Q&A  

How to get younger clients on board with financial advice

How to get younger clients on board with financial advice
Photo: Helen Thomas, chartered financial planner at FPC

Why is it so hard to find younger clients? Or perhaps it is a case of working out how to get to them early?

In this latest interview, Helen Thomas, chartered financial planner and winner of the Insurance Institute of Liverpool's young achiever of the year award, tells FTAdviser the issues that young people face in regard to their finances.

She also explains how to overcome a possible age gap between these younger clients and advisers. 

FTAdviser: We recently reported that 6 per cent of financial advisers are under 30. Have you experienced this age disparity?
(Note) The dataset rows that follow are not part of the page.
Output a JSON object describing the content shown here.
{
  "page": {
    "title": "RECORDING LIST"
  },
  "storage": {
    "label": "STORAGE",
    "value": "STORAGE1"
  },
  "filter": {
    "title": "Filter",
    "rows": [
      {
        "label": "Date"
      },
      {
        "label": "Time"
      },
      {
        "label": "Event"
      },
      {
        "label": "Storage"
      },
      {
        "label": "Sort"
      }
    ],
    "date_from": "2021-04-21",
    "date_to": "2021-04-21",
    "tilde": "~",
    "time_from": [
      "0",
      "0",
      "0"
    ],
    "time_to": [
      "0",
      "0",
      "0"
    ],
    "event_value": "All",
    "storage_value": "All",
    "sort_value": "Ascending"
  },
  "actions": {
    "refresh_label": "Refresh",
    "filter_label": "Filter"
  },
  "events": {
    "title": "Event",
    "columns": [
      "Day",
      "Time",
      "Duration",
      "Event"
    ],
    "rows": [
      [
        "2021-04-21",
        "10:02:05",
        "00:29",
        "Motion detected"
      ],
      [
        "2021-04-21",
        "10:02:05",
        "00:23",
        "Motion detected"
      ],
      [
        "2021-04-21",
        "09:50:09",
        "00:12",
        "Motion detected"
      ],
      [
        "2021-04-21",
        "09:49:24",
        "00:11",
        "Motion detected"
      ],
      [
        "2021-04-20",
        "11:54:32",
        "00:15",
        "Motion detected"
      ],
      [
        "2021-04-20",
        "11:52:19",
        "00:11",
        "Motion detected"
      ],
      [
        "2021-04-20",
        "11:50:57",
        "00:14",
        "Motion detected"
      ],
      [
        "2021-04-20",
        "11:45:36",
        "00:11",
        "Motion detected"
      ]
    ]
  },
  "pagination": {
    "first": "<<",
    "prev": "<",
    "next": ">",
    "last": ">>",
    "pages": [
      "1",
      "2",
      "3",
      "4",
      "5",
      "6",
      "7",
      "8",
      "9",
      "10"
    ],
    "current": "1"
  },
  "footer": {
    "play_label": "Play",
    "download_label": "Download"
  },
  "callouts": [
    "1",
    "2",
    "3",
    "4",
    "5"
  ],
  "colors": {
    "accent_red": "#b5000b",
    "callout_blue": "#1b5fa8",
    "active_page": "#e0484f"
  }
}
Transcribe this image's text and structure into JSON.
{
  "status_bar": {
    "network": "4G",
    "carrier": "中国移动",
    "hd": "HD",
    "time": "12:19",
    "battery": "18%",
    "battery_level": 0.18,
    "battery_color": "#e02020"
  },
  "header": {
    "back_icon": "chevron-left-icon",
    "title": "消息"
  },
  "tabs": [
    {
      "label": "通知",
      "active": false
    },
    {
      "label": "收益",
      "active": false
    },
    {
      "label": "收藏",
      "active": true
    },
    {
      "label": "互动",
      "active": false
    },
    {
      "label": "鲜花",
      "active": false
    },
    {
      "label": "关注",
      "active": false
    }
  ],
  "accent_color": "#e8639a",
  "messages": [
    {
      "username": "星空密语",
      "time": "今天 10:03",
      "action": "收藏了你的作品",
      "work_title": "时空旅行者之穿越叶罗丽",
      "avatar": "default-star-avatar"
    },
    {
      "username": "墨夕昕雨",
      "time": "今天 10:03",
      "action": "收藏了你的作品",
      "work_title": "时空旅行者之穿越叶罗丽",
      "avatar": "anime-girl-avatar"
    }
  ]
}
What do you think can be done to help younger people get into the profession?

Helen Thomas: It doesn’t surprise me that only 6 per cent of advisers are under 30, you only need to look at conference attendees to see that there is a shortage of younger people in the profession.

I’ve found that emphasis is put on ‘experience’ but there is a shortage of training available to younger people wanting to become advisers in small and mid-size firms.

Instead, many younger people go through the technical examinations and administration and paraplanning roles without the necessary client facing experiences.

FTA: When working with younger clients, how do you incorporate their age when giving financial advice? 

HT: Financial planning is about helping people reach their goals, someone aged 25 will have very different needs and priorities to someone aged 55 or 75.

Because younger clients have different goals and very different timeframes for things such as retirement and estate planning, we have to look at the advice process differently.

For example, while a cashflow model is a very useful tool for people in or nearing retirement, it is less useful for someone in their mid-twenties, looking at the next 70 years, so instead we view it as a ‘early warning system’.

Similarly, making pension contributions when you’re 25 is more about the immediate income tax savings than how much tax-free cash you could have when you’re 58 or the IHT saving at 74.

It is really about looking at what you can do now, that will help your future self, without impacting too much on your shorter-term goals.

FTA: How responsive are your younger clients to financial planning? How do you bridge the gap to make financial planning seem appealing to them?

HT: Generally speaking, younger clients are as responsive as older clients to financial planning. The key difference that I’ve found is that the preferred communication style and method is different.

For example, younger clients will generally respond better to emails, when they have free time from work / family, usually on weekends or later at night.

To get younger clients engaged, we provide free financial education pieces early on and build on financial literacy by providing topical insights, blogs and news pieces.